Kentucky does not have Baylor's frontcourt depth, but they do have Anthony Davis. Davis is a game-changer on both ends of the floor. Matchup nightmare does not even begin to describe Davis' frightening abilities.
Davis has a developing post game. He can also step out and knock down jumpers over smaller defenders. He has incredible length, and plays within himself. Defensively, he is the best defensive player left in the tournament. He changes every possession with his ability to protect the paint.
The Bears have the bodies to slow Davis down, but they are not ready for this Wildcat team.
Kentucky has played with a glint in their eye all season, and Baylor lacks the mental toughness to end that run.
Baylor is tough to beat when they play 40 good minutes, but they rarely do. Falling asleep against Davis and the Wildcats will cost you a run you will not recover from.
Wildcats win a tough one. Baylor will hang around, but they will have too many head-scratching moments.
Winner: Kansas, 66-61
The Kansas Jayhawks will oust No. 1 seed North Carolina for a trip to the Final Four.

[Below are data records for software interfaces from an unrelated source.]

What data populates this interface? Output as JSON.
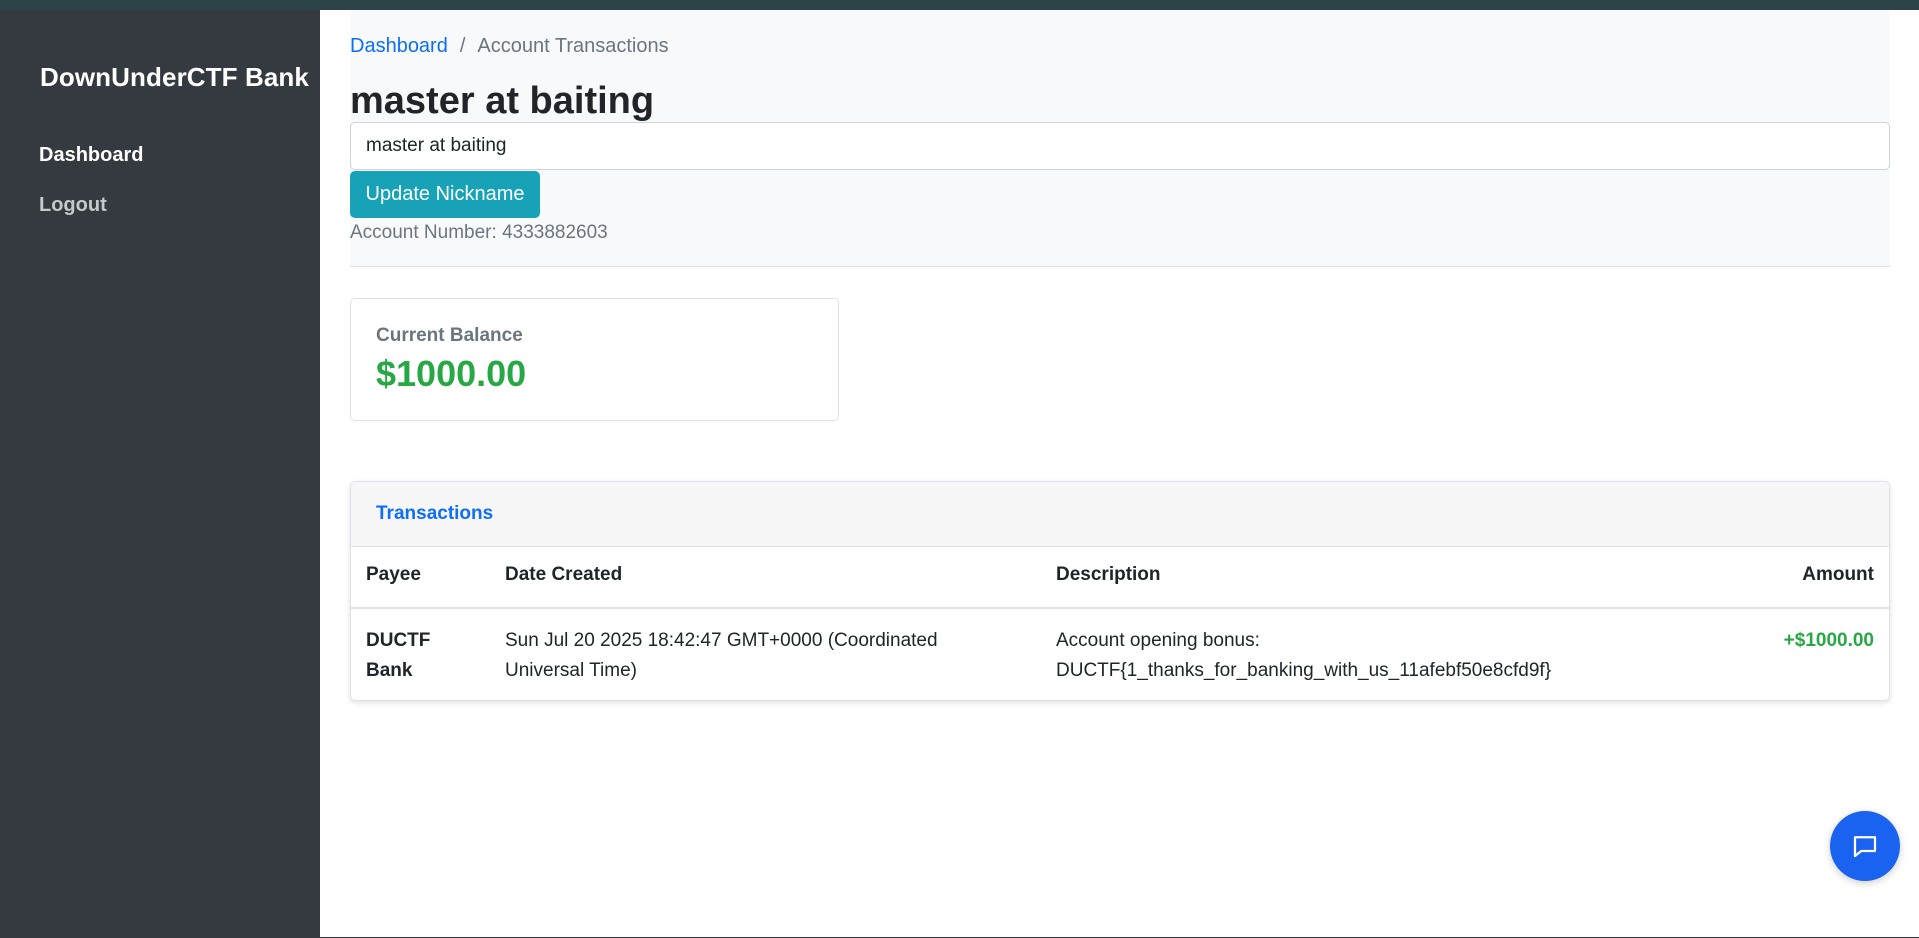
{
  "sidebar": {
    "brand": "DownUnderCTF Bank",
    "nav": [
      {
        "label": "Dashboard"
      },
      {
        "label": "Logout"
      }
    ]
  },
  "breadcrumb": {
    "home": "Dashboard",
    "separator": "/",
    "current": "Account Transactions"
  },
  "account": {
    "nickname_title": "master at baiting",
    "nickname_value": "master at baiting",
    "update_button": "Update Nickname",
    "account_number_text": "Account Number: 4333882603"
  },
  "balance": {
    "label": "Current Balance",
    "value": "$1000.00"
  },
  "transactions": {
    "title": "Transactions",
    "columns": [
      "Payee",
      "Date Created",
      "Description",
      "Amount"
    ],
    "rows": [
      {
        "payee": "DUCTF Bank",
        "date": "Sun Jul 20 2025 18:42:47 GMT+0000 (Coordinated Universal Time)",
        "description": "Account opening bonus: DUCTF{1_thanks_for_banking_with_us_11afebf50e8cfd9f}",
        "amount": "+$1000.00"
      }
    ]
  },
  "colors": {
    "sidebar_bg": "#343a40",
    "accent_teal": "#17a2b8",
    "link_blue": "#0d6efd",
    "positive_green": "#28a745",
    "chat_blue": "#1a63f0"
  },
  "icons": {
    "chat": "chat-bubble-icon"
  }
}
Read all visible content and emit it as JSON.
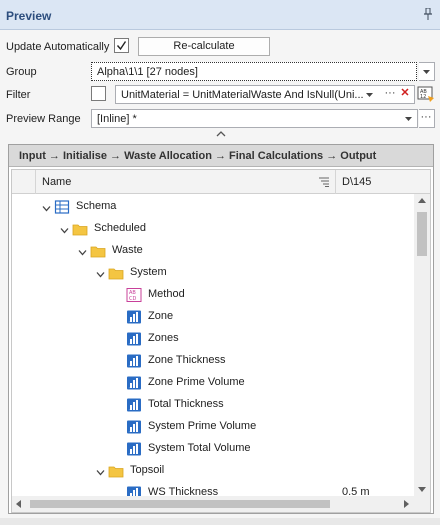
{
  "panel": {
    "title": "Preview"
  },
  "controls": {
    "update_auto_label": "Update Automatically",
    "update_auto_checked": true,
    "recalc_label": "Re-calculate",
    "group_label": "Group",
    "group_value": "Alpha\\1\\1 [27 nodes]",
    "filter_label": "Filter",
    "filter_checked": false,
    "filter_value": "UnitMaterial = UnitMaterialWaste And IsNull(Uni...",
    "filter_more": "···",
    "filter_clear": "✕",
    "range_label": "Preview Range",
    "range_value": "[Inline] *",
    "range_more": "···"
  },
  "pipeline": {
    "text": "Input → Initialise → Waste Allocation → Final Calculations → Output"
  },
  "grid": {
    "col_name": "Name",
    "col_value": "D\\145",
    "rows": [
      {
        "label": "Schema",
        "value": "",
        "icon": "table-icon"
      },
      {
        "label": "Scheduled",
        "value": "",
        "icon": "folder-icon"
      },
      {
        "label": "Waste",
        "value": "",
        "icon": "folder-icon"
      },
      {
        "label": "System",
        "value": "",
        "icon": "folder-icon"
      },
      {
        "label": "Method",
        "value": "",
        "icon": "text-field-icon"
      },
      {
        "label": "Zone",
        "value": "",
        "icon": "numeric-field-icon"
      },
      {
        "label": "Zones",
        "value": "",
        "icon": "numeric-field-icon"
      },
      {
        "label": "Zone Thickness",
        "value": "",
        "icon": "numeric-field-icon"
      },
      {
        "label": "Zone Prime Volume",
        "value": "",
        "icon": "numeric-field-icon"
      },
      {
        "label": "Total Thickness",
        "value": "",
        "icon": "numeric-field-icon"
      },
      {
        "label": "System Prime Volume",
        "value": "",
        "icon": "numeric-field-icon"
      },
      {
        "label": "System Total Volume",
        "value": "",
        "icon": "numeric-field-icon"
      },
      {
        "label": "Topsoil",
        "value": "",
        "icon": "folder-icon"
      },
      {
        "label": "WS Thickness",
        "value": "0.5 m",
        "icon": "numeric-field-icon"
      }
    ]
  },
  "colors": {
    "accent": "#2d4e7e",
    "folder": "#f4c542",
    "numeric_icon": "#2a6cc4",
    "text_icon": "#c8409a"
  }
}
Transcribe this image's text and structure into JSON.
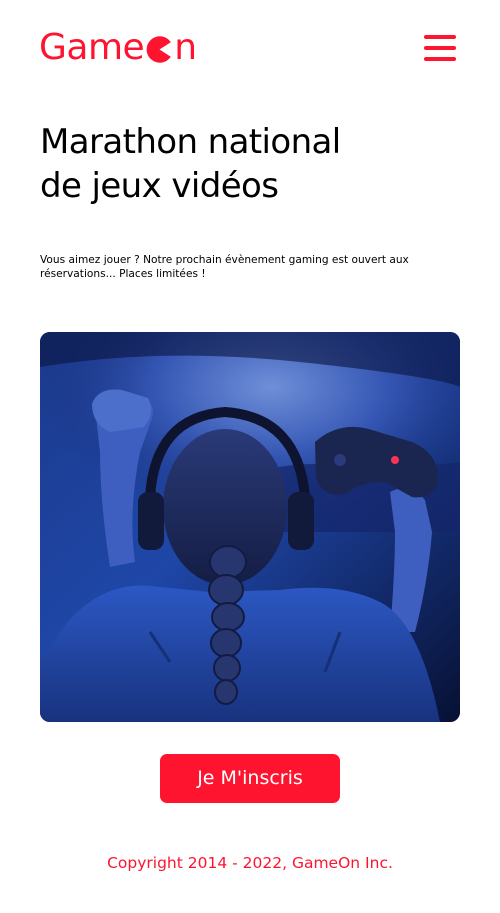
{
  "header": {
    "logo": {
      "text_before": "Game",
      "icon": "pacman-o-icon",
      "text_after": "n"
    },
    "menu_icon": "hamburger-menu-icon"
  },
  "hero": {
    "title_line1": "Marathon national",
    "title_line2": "de jeux vidéos",
    "description": "Vous aimez jouer ? Notre prochain évènement gaming est ouvert aux réservations... Places limitées !",
    "image_subject": "girl-with-headphones-holding-game-controller"
  },
  "cta": {
    "label": "Je M'inscris"
  },
  "footer": {
    "copyright": "Copyright 2014 - 2022, GameOn Inc."
  },
  "colors": {
    "brand": "#fe142f",
    "text": "#000000",
    "background": "#ffffff"
  }
}
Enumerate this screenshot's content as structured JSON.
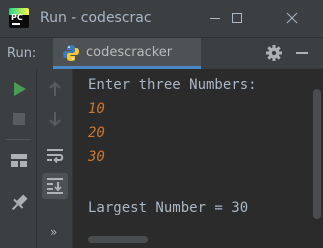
{
  "window": {
    "title": "Run - codescrac",
    "app_logo_text": "PC"
  },
  "run_panel": {
    "label": "Run:",
    "tab_label": "codescracker"
  },
  "console": {
    "lines": [
      {
        "text": "Enter three Numbers:",
        "kind": "output"
      },
      {
        "text": "10",
        "kind": "input"
      },
      {
        "text": "20",
        "kind": "input"
      },
      {
        "text": "30",
        "kind": "input"
      },
      {
        "text": "",
        "kind": "blank"
      },
      {
        "text": "Largest Number = 30",
        "kind": "output"
      }
    ]
  },
  "toolbar": {
    "more_label": "»"
  },
  "colors": {
    "background": "#2b2b2b",
    "panel": "#3c3f41",
    "output_text": "#a9b7c6",
    "input_text": "#cc7832",
    "run_green": "#499c54",
    "tab_underline": "#4a88c7"
  },
  "icons": [
    "pycharm-logo-icon",
    "minimize-icon",
    "maximize-icon",
    "close-icon",
    "python-icon",
    "gear-icon",
    "hide-icon",
    "run-icon",
    "stop-icon",
    "layout-icon",
    "pin-icon",
    "up-arrow-icon",
    "down-arrow-icon",
    "soft-wrap-icon",
    "scroll-to-end-icon"
  ]
}
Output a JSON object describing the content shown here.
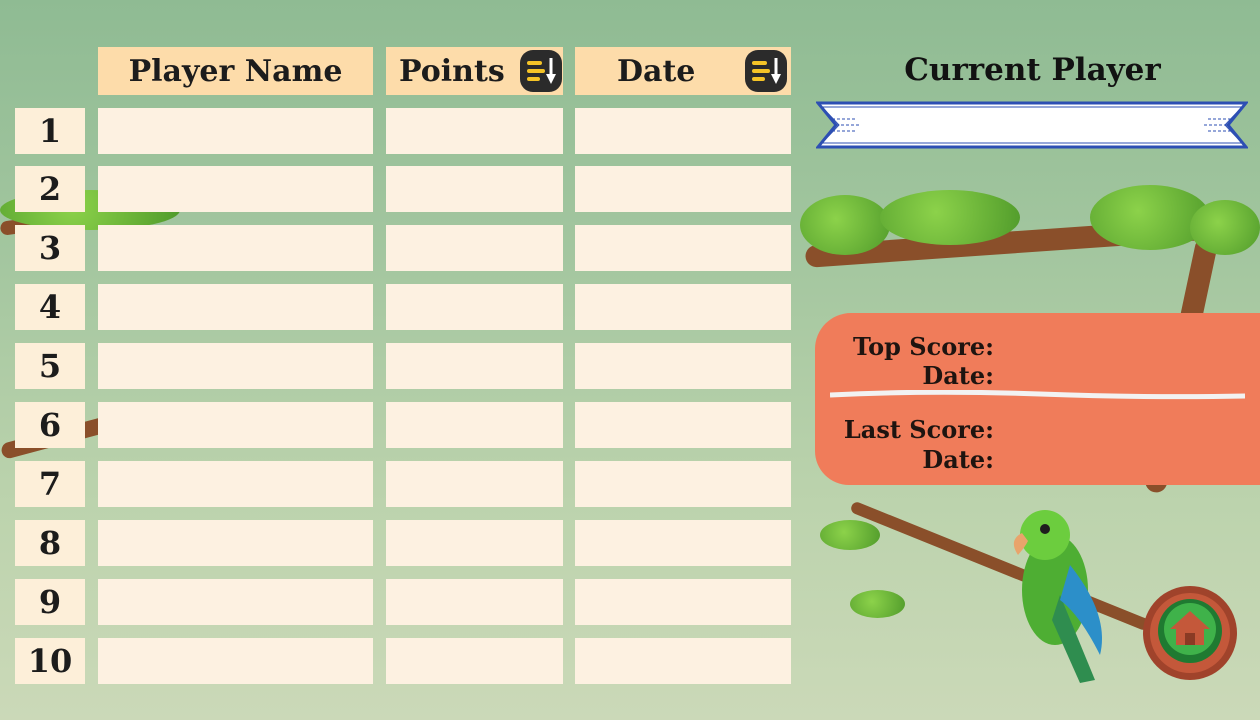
{
  "leaderboard": {
    "columns": {
      "player_name": "Player Name",
      "points": "Points",
      "date": "Date"
    },
    "ranks": [
      "1",
      "2",
      "3",
      "4",
      "5",
      "6",
      "7",
      "8",
      "9",
      "10"
    ]
  },
  "current_player": {
    "title": "Current Player",
    "name": ""
  },
  "score_card": {
    "top_score_label": "Top Score:",
    "top_date_label": "Date:",
    "last_score_label": "Last Score:",
    "last_date_label": "Date:"
  },
  "icons": {
    "sort_points": "sort-descending-icon",
    "sort_date": "sort-descending-icon",
    "home": "home-icon"
  },
  "colors": {
    "header_bg": "#fddcaa",
    "cell_bg": "#fdf1e1",
    "score_card_bg": "#f07c5a",
    "sort_accent": "#f5c427",
    "ribbon_border": "#2d4fb3"
  }
}
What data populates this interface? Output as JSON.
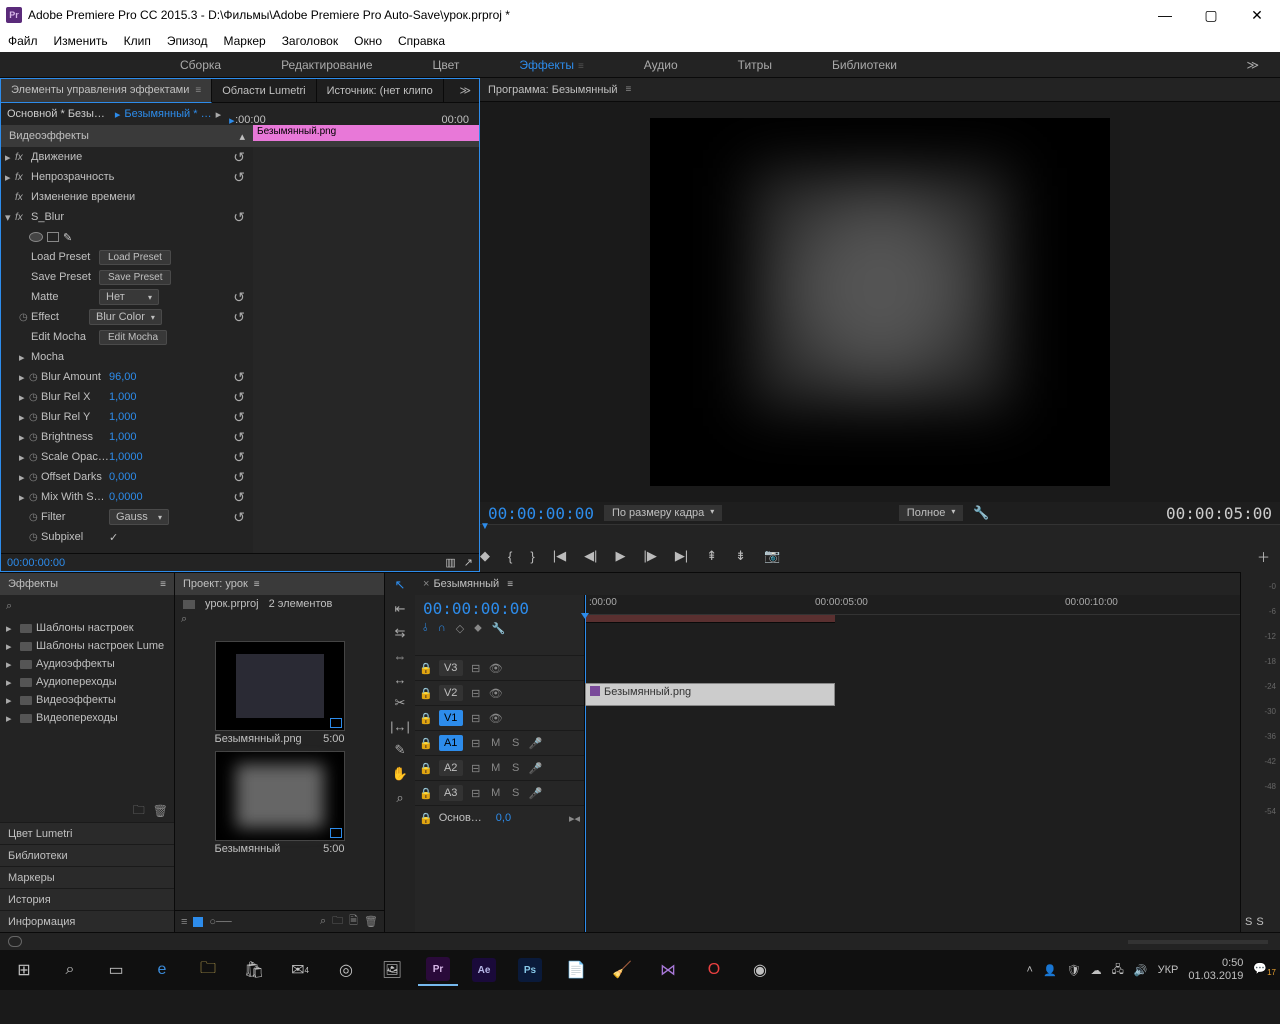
{
  "window": {
    "title": "Adobe Premiere Pro CC 2015.3 - D:\\Фильмы\\Adobe Premiere Pro Auto-Save\\урок.prproj *",
    "logo": "Pr"
  },
  "menu": [
    "Файл",
    "Изменить",
    "Клип",
    "Эпизод",
    "Маркер",
    "Заголовок",
    "Окно",
    "Справка"
  ],
  "workspaces": {
    "items": [
      "Сборка",
      "Редактирование",
      "Цвет",
      "Эффекты",
      "Аудио",
      "Титры",
      "Библиотеки"
    ],
    "active_index": 3
  },
  "effect_controls": {
    "tabs": {
      "controls": "Элементы управления эффектами",
      "lumetri": "Области Lumetri",
      "source": "Источник: (нет клипо"
    },
    "clip_master": "Основной * Безы…",
    "clip_seq": "Безымянный * …",
    "ruler_start": ":00:00",
    "ruler_end": "00:00",
    "header": "Видеоэффекты",
    "pink_clip": "Безымянный.png",
    "rows": {
      "motion": "Движение",
      "opacity": "Непрозрачность",
      "time_remap": "Изменение времени",
      "sblur": "S_Blur",
      "load_preset_l": "Load Preset",
      "load_preset_b": "Load Preset",
      "save_preset_l": "Save Preset",
      "save_preset_b": "Save Preset",
      "matte_l": "Matte",
      "matte_v": "Нет",
      "effect_l": "Effect",
      "effect_v": "Blur Color",
      "edit_mocha_l": "Edit Mocha",
      "edit_mocha_b": "Edit Mocha",
      "mocha": "Mocha",
      "blur_amount_l": "Blur Amount",
      "blur_amount_v": "96,00",
      "blur_relx_l": "Blur Rel X",
      "blur_relx_v": "1,000",
      "blur_rely_l": "Blur Rel Y",
      "blur_rely_v": "1,000",
      "brightness_l": "Brightness",
      "brightness_v": "1,000",
      "scale_l": "Scale Opac…",
      "scale_v": "1,0000",
      "offset_l": "Offset Darks",
      "offset_v": "0,000",
      "mix_l": "Mix With S…",
      "mix_v": "0,0000",
      "filter_l": "Filter",
      "filter_v": "Gauss",
      "subpixel_l": "Subpixel"
    },
    "bottom_tc": "00:00:00:00"
  },
  "program": {
    "tab": "Программа: Безымянный",
    "tc_left": "00:00:00:00",
    "fit": "По размеру кадра",
    "quality": "Полное",
    "tc_right": "00:00:05:00"
  },
  "effects": {
    "title": "Эффекты",
    "folders": [
      "Шаблоны настроек",
      "Шаблоны настроек Lume",
      "Аудиоэффекты",
      "Аудиопереходы",
      "Видеоэффекты",
      "Видеопереходы"
    ],
    "stack": [
      "Цвет Lumetri",
      "Библиотеки",
      "Маркеры",
      "История",
      "Информация"
    ]
  },
  "project": {
    "tab": "Проект: урок",
    "file": "урок.prproj",
    "count": "2 элементов",
    "bin1": {
      "name": "Безымянный.png",
      "dur": "5:00"
    },
    "bin2": {
      "name": "Безымянный",
      "dur": "5:00"
    }
  },
  "timeline": {
    "tab": "Безымянный",
    "tc": "00:00:00:00",
    "ruler": {
      "t0": ":00:00",
      "t1": "00:00:05:00",
      "t2": "00:00:10:00"
    },
    "tracks": {
      "v3": "V3",
      "v2": "V2",
      "v1": "V1",
      "a1": "A1",
      "a2": "A2",
      "a3": "A3",
      "master_l": "Основ…",
      "master_v": "0,0"
    },
    "clip": "Безымянный.png"
  },
  "audiometer": {
    "ticks": [
      "-0",
      "-6",
      "-12",
      "-18",
      "-24",
      "-30",
      "-36",
      "-42",
      "-48",
      "-54"
    ],
    "solo1": "S",
    "solo2": "S"
  },
  "taskbar": {
    "lang": "УКР",
    "time": "0:50",
    "date": "01.03.2019",
    "badge": "17"
  }
}
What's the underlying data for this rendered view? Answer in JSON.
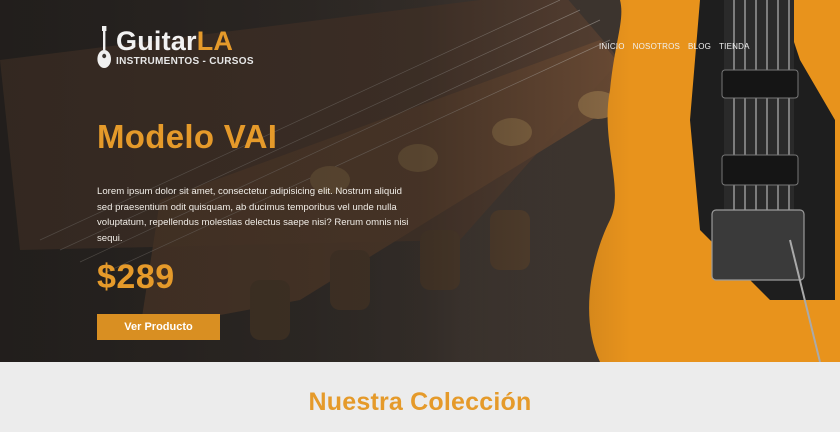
{
  "header": {
    "logo": {
      "main_a": "Guitar",
      "main_b": "LA",
      "sub": "INSTRUMENTOS - CURSOS"
    },
    "nav": [
      "Inicio",
      "Nosotros",
      "Blog",
      "Tienda"
    ]
  },
  "hero": {
    "title": "Modelo VAI",
    "description": "Lorem ipsum dolor sit amet, consectetur adipisicing elit. Nostrum aliquid sed praesentium odit quisquam, ab ducimus temporibus vel unde nulla voluptatum, repellendus molestias delectus saepe nisi? Rerum omnis nisi sequi.",
    "price": "$289",
    "button_label": "Ver Producto"
  },
  "collection": {
    "title": "Nuestra Colección"
  },
  "colors": {
    "accent": "#e59a2a",
    "button": "#d98f22",
    "guitar_body": "#e8931c"
  }
}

The outcome of this Elite Eight matchup rests solely on Kendall Marshall's right wrist.
If Marshall plays effectively, the Tar Heels will come away with the victory.
According to Roy Williams' postgame press conference Friday night, he does not expect Marshall to play on Sunday. We have to assume Williams knows best, so the outcome swings in Kansas' favor.
The Tar Heels barely squeaked by Ohio without their floor general. North Carolina's massive frontcourt did not get easy looks, and Harrison Barnes was virtually nonexistent.
If North Carolina could not handle Marshall's absence against Ohio, what do you expect them to do against Kansas?
Stillman White will be swallowed up by Tyshawn Taylor's lanky, athletic frame. Justin Watts seemed lost running the point, and no Tar Heel guard wants to take the game over when it matters most.
The Jayhawks play stifling defense. Every player defends his position, and understands the team concept. Barnes' dismal Sweet 16 performance does not bode well for the Tar Heels' hopes of cracking the Jayhawk defense.
Offensively, Thomas Robinson is money. The Tar Heels have more than enough size to combat his production, but Robinson will give them all they can handle.
Without Marshall, the Tar Heel offense will sputter. They played without a purpose on the offensive end against Ohio, and that simply will not cut it against an elite team.
Marshall's presence is vital to the Tar Heels' Final Four hopes. Many remain optimistic about his playing status, but you have to question how effective he could be even if he did play.
Robinson and his supporting cast will get the job done, and continue dancing.